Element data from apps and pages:
——————————
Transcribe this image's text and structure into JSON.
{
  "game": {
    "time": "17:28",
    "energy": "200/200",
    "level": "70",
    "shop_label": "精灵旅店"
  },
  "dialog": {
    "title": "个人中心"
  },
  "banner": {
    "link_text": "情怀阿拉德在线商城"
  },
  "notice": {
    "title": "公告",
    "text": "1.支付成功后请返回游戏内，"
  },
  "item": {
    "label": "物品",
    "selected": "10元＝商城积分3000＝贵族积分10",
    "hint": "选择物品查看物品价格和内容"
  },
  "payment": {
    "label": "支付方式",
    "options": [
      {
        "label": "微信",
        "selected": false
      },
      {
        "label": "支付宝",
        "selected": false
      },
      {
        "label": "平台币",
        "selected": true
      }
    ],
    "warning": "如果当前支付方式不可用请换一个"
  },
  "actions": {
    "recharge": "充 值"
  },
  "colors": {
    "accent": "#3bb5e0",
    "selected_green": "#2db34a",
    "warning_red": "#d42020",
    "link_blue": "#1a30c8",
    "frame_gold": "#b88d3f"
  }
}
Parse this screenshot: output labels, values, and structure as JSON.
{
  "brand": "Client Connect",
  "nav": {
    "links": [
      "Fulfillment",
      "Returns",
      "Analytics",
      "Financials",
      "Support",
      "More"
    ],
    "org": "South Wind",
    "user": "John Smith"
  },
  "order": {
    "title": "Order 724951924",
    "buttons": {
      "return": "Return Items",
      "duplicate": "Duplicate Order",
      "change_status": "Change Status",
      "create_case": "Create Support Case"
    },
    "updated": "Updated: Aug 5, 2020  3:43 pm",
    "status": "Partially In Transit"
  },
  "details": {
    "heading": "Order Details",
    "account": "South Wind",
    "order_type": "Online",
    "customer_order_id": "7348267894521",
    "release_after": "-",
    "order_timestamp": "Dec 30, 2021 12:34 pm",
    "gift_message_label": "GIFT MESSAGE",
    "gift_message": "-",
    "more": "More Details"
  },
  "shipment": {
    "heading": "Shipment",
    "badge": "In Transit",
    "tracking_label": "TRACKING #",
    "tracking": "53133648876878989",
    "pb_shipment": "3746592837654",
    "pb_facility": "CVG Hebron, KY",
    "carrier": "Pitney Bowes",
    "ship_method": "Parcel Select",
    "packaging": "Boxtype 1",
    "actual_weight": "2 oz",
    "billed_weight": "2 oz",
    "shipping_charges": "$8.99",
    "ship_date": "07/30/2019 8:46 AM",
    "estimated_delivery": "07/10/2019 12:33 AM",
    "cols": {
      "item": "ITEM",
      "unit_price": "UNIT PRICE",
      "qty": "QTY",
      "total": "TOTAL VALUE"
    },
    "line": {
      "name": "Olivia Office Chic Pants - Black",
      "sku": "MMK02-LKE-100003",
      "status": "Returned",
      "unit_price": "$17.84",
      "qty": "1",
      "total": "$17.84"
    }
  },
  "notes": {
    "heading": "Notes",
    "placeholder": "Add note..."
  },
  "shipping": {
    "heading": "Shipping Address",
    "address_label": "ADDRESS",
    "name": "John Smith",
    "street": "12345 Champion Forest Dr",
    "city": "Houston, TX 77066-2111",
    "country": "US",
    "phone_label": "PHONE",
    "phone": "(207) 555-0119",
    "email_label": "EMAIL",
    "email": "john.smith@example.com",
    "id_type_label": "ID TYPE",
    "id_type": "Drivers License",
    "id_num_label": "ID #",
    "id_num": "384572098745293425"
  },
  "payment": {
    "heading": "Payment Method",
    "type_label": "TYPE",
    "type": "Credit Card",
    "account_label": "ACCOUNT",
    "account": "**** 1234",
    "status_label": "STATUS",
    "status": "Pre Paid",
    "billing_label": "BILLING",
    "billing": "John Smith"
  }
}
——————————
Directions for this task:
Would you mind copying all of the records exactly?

Solution:
Transcribe this image's text and structure into JSON.
{
  "game": {
    "time": "17:28",
    "energy": "200/200",
    "level": "70",
    "shop_label": "精灵旅店"
  },
  "dialog": {
    "title": "个人中心"
  },
  "banner": {
    "link_text": "情怀阿拉德在线商城"
  },
  "notice": {
    "title": "公告",
    "text": "1.支付成功后请返回游戏内，"
  },
  "item": {
    "label": "物品",
    "selected": "10元＝商城积分3000＝贵族积分10",
    "hint": "选择物品查看物品价格和内容"
  },
  "payment": {
    "label": "支付方式",
    "options": [
      {
        "label": "微信",
        "selected": false
      },
      {
        "label": "支付宝",
        "selected": false
      },
      {
        "label": "平台币",
        "selected": true
      }
    ],
    "warning": "如果当前支付方式不可用请换一个"
  },
  "actions": {
    "recharge": "充 值"
  },
  "colors": {
    "accent": "#3bb5e0",
    "selected_green": "#2db34a",
    "warning_red": "#d42020",
    "link_blue": "#1a30c8",
    "frame_gold": "#b88d3f"
  }
}
Parse this screenshot: output labels, values, and structure as JSON.
{
  "brand": "Client Connect",
  "nav": {
    "links": [
      "Fulfillment",
      "Returns",
      "Analytics",
      "Financials",
      "Support",
      "More"
    ],
    "org": "South Wind",
    "user": "John Smith"
  },
  "order": {
    "title": "Order 724951924",
    "buttons": {
      "return": "Return Items",
      "duplicate": "Duplicate Order",
      "change_status": "Change Status",
      "create_case": "Create Support Case"
    },
    "updated": "Updated: Aug 5, 2020  3:43 pm",
    "status": "Partially In Transit"
  },
  "details": {
    "heading": "Order Details",
    "account": "South Wind",
    "order_type": "Online",
    "customer_order_id": "7348267894521",
    "release_after": "-",
    "order_timestamp": "Dec 30, 2021 12:34 pm",
    "gift_message_label": "GIFT MESSAGE",
    "gift_message": "-",
    "more": "More Details"
  },
  "shipment": {
    "heading": "Shipment",
    "badge": "In Transit",
    "tracking_label": "TRACKING #",
    "tracking": "53133648876878989",
    "pb_shipment": "3746592837654",
    "pb_facility": "CVG Hebron, KY",
    "carrier": "Pitney Bowes",
    "ship_method": "Parcel Select",
    "packaging": "Boxtype 1",
    "actual_weight": "2 oz",
    "billed_weight": "2 oz",
    "shipping_charges": "$8.99",
    "ship_date": "07/30/2019 8:46 AM",
    "estimated_delivery": "07/10/2019 12:33 AM",
    "cols": {
      "item": "ITEM",
      "unit_price": "UNIT PRICE",
      "qty": "QTY",
      "total": "TOTAL VALUE"
    },
    "line": {
      "name": "Olivia Office Chic Pants - Black",
      "sku": "MMK02-LKE-100003",
      "status": "Returned",
      "unit_price": "$17.84",
      "qty": "1",
      "total": "$17.84"
    }
  },
  "notes": {
    "heading": "Notes",
    "placeholder": "Add note..."
  },
  "shipping": {
    "heading": "Shipping Address",
    "address_label": "ADDRESS",
    "name": "John Smith",
    "street": "12345 Champion Forest Dr",
    "city": "Houston, TX 77066-2111",
    "country": "US",
    "phone_label": "PHONE",
    "phone": "(207) 555-0119",
    "email_label": "EMAIL",
    "email": "john.smith@example.com",
    "id_type_label": "ID TYPE",
    "id_type": "Drivers License",
    "id_num_label": "ID #",
    "id_num": "384572098745293425"
  },
  "payment": {
    "heading": "Payment Method",
    "type_label": "TYPE",
    "type": "Credit Card",
    "account_label": "ACCOUNT",
    "account": "**** 1234",
    "status_label": "STATUS",
    "status": "Pre Paid",
    "billing_label": "BILLING",
    "billing": "John Smith"
  }
}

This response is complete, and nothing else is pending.